For those of us that have ever tried water cooling, whether it be a simple CPU loop or an extravagant multi-loop set up, have all heard about “flushing” your rads. What does this mean? Well quite simply flushing means to clean the radiators from any left over debris from the manufacturing process. Every manufacturer is different, where some will have nearly spotless radiators, other will be packed to the brim with flux, dust, solder, you name it.
The most common practice for flushing radiators is to run several cycles of warm water through the radiators, which can do an “ok” job of removing light debris. However, this will not prevent stubborn flux and other particles from dislodging over time and clogging your blocks. In order to get these types of debris out of your radiators, products like Mayhem’s Blitz Pro Kit, a two part cleaning solution will need to be used. Part one is a strong acid which strips contaminates off walls of the radiators and part two is a neutralizing base to prevent damage to other parts of your loop.

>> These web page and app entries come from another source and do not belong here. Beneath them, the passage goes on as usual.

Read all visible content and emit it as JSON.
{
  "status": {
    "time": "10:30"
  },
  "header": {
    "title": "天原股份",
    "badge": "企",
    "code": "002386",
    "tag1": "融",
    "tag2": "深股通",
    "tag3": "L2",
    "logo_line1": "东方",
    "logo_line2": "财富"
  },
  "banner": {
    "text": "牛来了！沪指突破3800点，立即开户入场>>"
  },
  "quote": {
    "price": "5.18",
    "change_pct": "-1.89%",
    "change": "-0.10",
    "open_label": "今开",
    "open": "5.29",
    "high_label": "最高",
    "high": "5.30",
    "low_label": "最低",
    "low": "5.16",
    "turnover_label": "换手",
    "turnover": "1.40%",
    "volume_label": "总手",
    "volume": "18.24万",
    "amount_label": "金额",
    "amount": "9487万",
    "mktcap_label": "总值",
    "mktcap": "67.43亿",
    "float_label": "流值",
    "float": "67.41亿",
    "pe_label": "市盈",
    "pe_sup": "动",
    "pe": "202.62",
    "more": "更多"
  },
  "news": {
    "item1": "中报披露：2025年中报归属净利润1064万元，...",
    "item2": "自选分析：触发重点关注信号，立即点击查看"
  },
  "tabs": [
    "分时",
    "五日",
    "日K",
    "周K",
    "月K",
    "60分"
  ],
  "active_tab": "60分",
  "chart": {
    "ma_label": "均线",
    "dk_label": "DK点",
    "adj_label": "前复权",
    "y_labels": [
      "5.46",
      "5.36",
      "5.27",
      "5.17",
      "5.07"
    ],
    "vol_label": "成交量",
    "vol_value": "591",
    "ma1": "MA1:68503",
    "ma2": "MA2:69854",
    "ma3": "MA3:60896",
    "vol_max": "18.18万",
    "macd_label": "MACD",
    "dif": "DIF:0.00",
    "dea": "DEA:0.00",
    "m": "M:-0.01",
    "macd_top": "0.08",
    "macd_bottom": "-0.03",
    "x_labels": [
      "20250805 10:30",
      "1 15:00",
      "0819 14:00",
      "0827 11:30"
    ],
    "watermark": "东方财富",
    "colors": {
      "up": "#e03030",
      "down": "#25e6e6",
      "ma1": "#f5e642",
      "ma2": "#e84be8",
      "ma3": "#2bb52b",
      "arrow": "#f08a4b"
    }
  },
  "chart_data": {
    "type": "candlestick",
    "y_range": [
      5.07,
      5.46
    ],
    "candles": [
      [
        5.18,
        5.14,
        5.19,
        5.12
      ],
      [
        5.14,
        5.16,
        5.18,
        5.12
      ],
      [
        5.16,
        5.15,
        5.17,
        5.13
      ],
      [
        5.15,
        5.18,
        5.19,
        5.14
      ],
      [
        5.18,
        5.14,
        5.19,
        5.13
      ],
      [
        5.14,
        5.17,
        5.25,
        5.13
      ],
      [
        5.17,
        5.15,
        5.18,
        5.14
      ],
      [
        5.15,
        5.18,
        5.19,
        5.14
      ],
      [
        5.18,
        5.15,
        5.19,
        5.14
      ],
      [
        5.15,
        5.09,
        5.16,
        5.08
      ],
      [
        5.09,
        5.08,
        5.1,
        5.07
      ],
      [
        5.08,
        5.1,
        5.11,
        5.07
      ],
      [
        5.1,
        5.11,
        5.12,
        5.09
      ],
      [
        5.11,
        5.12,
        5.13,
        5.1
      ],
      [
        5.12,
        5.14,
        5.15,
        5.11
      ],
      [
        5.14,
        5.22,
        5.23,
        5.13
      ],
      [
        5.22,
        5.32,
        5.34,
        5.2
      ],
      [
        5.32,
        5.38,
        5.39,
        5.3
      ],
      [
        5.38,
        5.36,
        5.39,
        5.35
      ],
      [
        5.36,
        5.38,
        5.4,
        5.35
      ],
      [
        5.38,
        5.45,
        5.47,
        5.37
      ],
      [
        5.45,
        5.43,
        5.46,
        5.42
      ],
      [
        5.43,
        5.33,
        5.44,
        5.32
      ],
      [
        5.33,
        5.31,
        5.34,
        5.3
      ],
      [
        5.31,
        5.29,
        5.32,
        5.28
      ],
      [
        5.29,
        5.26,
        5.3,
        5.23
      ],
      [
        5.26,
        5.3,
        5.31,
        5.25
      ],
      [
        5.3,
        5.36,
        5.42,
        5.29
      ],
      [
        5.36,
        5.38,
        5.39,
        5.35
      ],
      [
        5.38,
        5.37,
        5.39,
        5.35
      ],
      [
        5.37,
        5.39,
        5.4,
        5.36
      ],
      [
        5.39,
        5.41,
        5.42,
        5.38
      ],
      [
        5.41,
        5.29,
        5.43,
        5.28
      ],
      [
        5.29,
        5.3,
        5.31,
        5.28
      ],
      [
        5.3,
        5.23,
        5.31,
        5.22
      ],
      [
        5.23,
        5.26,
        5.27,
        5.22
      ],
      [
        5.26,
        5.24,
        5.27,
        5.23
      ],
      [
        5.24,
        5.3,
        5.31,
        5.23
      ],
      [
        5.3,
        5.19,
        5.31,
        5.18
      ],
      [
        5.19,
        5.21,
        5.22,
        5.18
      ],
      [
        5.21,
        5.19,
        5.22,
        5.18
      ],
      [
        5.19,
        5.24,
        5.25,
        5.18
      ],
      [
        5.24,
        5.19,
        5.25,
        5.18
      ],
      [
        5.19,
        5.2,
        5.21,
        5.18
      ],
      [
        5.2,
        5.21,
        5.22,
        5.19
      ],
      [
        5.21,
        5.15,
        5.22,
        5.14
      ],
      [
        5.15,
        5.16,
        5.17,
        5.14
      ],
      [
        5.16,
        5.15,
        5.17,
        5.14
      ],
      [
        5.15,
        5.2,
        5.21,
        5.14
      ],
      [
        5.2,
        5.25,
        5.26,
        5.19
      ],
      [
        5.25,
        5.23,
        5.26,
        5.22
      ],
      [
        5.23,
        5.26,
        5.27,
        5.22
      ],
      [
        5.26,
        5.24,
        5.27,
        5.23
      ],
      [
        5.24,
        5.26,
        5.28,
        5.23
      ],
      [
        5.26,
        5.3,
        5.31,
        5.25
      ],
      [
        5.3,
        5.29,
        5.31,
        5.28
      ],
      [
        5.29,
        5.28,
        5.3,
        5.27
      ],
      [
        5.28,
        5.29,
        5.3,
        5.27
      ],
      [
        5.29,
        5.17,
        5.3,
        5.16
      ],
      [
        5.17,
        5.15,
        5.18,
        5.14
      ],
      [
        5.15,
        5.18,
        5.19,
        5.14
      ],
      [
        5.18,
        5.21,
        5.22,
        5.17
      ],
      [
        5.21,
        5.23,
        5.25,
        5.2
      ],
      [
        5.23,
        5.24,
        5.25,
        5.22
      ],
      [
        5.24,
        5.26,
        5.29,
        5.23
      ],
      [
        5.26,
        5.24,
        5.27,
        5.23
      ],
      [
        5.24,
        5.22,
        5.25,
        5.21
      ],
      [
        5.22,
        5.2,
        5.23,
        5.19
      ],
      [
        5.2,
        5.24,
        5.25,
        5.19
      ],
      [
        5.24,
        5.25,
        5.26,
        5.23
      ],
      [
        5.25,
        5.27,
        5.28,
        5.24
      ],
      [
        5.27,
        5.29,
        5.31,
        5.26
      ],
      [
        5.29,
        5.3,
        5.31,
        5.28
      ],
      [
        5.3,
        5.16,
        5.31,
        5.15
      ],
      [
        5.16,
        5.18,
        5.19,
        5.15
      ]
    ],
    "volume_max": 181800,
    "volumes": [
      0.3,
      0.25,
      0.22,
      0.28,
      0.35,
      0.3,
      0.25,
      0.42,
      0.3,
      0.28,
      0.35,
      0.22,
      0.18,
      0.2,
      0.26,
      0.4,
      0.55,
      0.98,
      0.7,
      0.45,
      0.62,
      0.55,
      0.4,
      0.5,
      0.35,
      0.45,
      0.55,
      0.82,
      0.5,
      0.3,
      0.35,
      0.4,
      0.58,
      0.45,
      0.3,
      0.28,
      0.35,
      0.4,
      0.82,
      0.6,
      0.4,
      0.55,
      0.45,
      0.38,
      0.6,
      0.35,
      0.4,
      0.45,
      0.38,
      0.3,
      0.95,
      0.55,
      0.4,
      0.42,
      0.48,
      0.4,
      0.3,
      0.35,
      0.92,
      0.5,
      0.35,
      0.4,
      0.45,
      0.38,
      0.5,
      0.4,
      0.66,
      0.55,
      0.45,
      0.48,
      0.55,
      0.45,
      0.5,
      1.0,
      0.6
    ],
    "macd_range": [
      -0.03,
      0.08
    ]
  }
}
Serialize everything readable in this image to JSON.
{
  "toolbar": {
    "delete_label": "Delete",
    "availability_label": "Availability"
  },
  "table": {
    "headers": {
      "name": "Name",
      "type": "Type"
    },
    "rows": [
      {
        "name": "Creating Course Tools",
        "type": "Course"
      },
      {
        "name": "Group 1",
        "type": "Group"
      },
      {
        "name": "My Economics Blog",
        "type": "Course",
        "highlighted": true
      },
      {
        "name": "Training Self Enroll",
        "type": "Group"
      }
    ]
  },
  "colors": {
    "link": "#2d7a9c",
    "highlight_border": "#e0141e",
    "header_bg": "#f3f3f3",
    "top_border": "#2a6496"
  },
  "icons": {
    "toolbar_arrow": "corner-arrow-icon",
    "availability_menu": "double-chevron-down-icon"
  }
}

I have often heard people praise the idea of using vinegar in their loops for cleaning, I strongly oppose this. Vinegar which is derived from fruits and certain vegetables, is organic, meaning its can rot or introduce bacteria into you loop. The bacteria can eat O-rings, peel plating, pit copper and weaken/crack acrylics.
The issue I have with cleaning kits are that they tend to just cycle the debris, which either gets stored back into the radiators or worse, in the fine fins of your water blocks. To prevent this, the radiator should be run with only a reservoir, filter, pump and single radiator prior to being installed in your final loop. The order of these components should go, reservoir > pump > radiator > filter. The duty of the filter is to catch exiting debris from the radiator and prevent it from reaching the other components.
After treating your loops with a cleaning solution like the mentioned Blitz Pro kit, the radiator will need to be flushed with several gallons of distilled water. After the loop has been flushed out with the distilled water and you can see that the water is clear and not cloudy, keep the loop running for three to five days. Running the loop is important after the chemical flush as additional particles can release from the radiator, which without the filter would find their way into the blocks.
During this time that the loop is running take a heat gun and in a sweeping motion make passes over the radiator fins, every few hours. This will aid in helping the stubborn debris to release from the radiator. The goal is not to make your radiator hot to the touch, but to mimic conditions that your radiator would experience when a system is under load. Getting the radiator too hot may result in damage to the radiator. Remember: warm, not hot.
You will need to drain the loop, and clean the filter out several times, during this cycle. The end goal is running the loop with the heat gun treatments and not having debris filling up your filter. Once you have achieved this, feel free to disconnect your radiator from the loop and repeat the process for additional radiators, but make sure to cap off your radiators until they are being installed in the case. Following these guidelines will not only keep your loop healthy, but save you headache and hassle when in three months time your system is overheating due to a build-up of debris in your blocks.
Links to recommended filters:
Links to Mayhem’s cleaning kits